Egypt has launched its 2050 national strategy for climate change, which outlines the country’s vision for reducing emissions in various sectors to maintain sustainable economic growth, promoting the use of renewable energy sources, producing energy from waste, and using alternative energy forms like green hydrogen.
Included in Egypt’s green initiative is the bold step to plant 100 million trees, Egyptian Prime Minister Mostafa Madbouly briefed his cabinet on Sunday detailing the first step of which is a drive to plant trees along the country’s highways.
Minister of Local Development Mahmoud Sharaawy stated 9,900 locations across the country covering more than 6,600 feddans have been chosen to build forests and public parks.
Sharaawy added that the initiative would be carried out through collaboration between government and non-government organizations.

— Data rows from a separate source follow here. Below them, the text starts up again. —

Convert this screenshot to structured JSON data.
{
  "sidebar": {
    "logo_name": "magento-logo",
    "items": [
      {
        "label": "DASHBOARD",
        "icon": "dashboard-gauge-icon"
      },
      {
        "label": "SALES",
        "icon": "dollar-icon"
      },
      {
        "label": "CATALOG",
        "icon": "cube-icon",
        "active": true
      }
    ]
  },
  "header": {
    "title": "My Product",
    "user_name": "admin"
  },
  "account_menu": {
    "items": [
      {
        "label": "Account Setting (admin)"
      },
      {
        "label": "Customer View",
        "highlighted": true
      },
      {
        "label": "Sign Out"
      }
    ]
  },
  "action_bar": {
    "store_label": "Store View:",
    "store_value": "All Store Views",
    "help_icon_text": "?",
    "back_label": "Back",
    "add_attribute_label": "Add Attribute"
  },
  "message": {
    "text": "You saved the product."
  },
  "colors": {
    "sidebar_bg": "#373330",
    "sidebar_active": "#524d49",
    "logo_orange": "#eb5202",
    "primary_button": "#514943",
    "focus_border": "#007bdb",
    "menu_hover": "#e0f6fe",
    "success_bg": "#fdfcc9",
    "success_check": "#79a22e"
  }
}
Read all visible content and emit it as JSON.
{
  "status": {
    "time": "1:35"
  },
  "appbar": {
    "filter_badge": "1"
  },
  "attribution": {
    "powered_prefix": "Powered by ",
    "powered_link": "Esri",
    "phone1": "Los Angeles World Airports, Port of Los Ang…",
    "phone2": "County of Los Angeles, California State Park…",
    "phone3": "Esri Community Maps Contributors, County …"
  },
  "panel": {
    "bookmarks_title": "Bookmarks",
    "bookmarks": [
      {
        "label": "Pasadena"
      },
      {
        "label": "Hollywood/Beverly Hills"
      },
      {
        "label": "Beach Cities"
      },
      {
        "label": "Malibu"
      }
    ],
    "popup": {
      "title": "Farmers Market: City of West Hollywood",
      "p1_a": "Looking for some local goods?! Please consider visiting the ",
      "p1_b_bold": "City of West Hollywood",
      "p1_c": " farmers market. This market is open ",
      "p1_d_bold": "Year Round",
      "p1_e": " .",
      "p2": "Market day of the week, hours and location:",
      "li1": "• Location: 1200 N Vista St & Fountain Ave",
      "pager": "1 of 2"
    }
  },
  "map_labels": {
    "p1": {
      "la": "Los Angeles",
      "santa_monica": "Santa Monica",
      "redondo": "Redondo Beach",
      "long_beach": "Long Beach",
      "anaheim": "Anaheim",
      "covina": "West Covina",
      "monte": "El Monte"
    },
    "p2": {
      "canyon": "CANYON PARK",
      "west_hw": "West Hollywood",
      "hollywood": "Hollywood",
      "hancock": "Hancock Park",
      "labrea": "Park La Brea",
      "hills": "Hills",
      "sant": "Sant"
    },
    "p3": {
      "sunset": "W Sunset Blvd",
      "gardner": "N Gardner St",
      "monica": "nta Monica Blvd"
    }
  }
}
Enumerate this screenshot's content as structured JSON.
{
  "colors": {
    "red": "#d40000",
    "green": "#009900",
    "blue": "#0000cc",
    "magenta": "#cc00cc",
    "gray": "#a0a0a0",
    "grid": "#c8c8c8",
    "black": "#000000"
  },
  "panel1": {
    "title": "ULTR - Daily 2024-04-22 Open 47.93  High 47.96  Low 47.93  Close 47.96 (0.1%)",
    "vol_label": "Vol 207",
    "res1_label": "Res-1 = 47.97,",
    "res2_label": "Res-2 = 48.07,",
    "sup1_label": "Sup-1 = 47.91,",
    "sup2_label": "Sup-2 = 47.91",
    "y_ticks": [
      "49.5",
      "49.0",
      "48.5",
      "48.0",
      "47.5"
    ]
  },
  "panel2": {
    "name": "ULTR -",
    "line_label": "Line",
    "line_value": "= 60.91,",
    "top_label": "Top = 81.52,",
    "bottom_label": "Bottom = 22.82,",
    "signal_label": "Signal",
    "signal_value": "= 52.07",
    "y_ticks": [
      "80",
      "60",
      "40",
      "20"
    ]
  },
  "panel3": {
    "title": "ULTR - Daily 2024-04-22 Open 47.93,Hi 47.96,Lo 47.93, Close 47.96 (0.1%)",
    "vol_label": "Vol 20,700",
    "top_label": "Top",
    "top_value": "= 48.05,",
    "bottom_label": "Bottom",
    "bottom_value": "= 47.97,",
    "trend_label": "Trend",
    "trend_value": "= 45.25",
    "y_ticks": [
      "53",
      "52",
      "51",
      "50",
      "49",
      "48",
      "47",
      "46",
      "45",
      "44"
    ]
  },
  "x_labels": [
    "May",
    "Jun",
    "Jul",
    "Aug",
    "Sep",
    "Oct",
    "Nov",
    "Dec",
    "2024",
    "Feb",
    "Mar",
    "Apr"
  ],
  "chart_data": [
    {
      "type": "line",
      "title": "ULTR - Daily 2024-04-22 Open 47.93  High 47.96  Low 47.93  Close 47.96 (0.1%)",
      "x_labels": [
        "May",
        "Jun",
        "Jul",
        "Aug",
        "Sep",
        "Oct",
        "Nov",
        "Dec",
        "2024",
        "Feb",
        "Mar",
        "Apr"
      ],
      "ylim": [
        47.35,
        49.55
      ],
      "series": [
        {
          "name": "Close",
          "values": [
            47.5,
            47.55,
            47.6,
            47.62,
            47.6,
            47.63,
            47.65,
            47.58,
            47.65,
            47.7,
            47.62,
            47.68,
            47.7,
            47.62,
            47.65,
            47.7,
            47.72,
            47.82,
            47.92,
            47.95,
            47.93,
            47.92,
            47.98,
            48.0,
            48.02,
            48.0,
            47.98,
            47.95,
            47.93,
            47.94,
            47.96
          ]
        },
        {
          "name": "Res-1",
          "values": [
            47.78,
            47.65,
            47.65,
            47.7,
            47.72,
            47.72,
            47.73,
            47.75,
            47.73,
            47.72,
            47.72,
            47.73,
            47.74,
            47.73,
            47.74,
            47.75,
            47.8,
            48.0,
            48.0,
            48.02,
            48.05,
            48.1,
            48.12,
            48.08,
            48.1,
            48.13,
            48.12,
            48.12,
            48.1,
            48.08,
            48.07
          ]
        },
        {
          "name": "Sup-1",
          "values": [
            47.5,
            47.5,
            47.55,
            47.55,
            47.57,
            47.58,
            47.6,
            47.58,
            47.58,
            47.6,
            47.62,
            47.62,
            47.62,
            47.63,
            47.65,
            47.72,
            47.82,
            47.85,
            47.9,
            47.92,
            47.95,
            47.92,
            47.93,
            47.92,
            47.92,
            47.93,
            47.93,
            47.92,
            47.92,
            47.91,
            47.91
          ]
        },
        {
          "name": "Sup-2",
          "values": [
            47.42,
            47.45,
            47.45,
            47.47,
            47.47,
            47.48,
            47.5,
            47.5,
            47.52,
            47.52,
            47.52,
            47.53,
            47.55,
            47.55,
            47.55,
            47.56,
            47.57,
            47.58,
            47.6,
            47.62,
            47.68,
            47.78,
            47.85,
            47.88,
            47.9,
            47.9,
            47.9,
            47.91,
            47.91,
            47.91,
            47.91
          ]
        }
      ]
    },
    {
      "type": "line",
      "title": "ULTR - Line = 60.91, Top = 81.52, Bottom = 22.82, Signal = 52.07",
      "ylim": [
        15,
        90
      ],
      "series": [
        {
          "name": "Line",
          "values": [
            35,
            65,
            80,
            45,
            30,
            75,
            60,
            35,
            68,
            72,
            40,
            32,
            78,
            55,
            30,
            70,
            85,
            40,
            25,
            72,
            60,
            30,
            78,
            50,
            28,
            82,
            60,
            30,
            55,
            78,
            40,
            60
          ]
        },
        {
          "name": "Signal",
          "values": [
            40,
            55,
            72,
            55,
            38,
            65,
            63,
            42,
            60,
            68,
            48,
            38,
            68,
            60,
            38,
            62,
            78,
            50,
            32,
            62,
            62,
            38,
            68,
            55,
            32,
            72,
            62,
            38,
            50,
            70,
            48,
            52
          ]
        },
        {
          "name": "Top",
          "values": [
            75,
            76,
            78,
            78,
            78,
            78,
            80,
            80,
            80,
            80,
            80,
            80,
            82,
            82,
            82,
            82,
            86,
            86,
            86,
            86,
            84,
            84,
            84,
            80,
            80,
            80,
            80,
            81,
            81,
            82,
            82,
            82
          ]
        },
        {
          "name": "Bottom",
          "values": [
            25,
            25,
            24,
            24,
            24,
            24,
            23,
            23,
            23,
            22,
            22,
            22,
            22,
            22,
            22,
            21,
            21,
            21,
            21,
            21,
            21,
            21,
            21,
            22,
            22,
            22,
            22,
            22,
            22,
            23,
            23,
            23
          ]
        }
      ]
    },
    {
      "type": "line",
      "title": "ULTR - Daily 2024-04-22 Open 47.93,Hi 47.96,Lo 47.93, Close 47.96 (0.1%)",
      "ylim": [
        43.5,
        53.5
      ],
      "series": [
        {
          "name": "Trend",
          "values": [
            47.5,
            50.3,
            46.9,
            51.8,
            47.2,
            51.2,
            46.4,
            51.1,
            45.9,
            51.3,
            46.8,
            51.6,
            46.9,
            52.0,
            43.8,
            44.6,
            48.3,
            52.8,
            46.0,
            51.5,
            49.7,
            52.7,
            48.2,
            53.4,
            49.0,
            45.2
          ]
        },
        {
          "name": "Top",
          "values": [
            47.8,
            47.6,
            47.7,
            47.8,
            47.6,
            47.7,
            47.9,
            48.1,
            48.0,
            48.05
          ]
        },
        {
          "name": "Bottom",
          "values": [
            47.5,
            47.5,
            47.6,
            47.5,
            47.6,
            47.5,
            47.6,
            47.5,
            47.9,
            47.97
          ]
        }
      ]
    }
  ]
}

Minister of Environment Yasmine Fouad, who also attended the cabinet meeting, stated that the president’s initiative to plant 100 million trees is intended to double the amount of green space per person, improve air quality, reduce greenhouse gasses, and ultimately improve public health. She also emphasized that the initiative’s goals extend beyond those related to the environment and public health to include tangible economic benefits.
Furthering its commitment to cutting carbon emissions, Egypt has initiated a number of initiatives to expand the use of renewable energy sources and modernize its transportation system by constructing electric trains.
Egypt plans to encourage farmers to adopt new crop genotypes and technologies and build resilience to unusual weather in the Nile Delta. This move is to address the effects of climate change on agricultural productivity, livelihoods, and food security within Egypt’s borders.
The plan itself has been greeted positively online, with many praising the government’s actions in the lead up towards the COP27, the United Nations Climate Change Conference set to take place in Sharm El Sheikh later this year.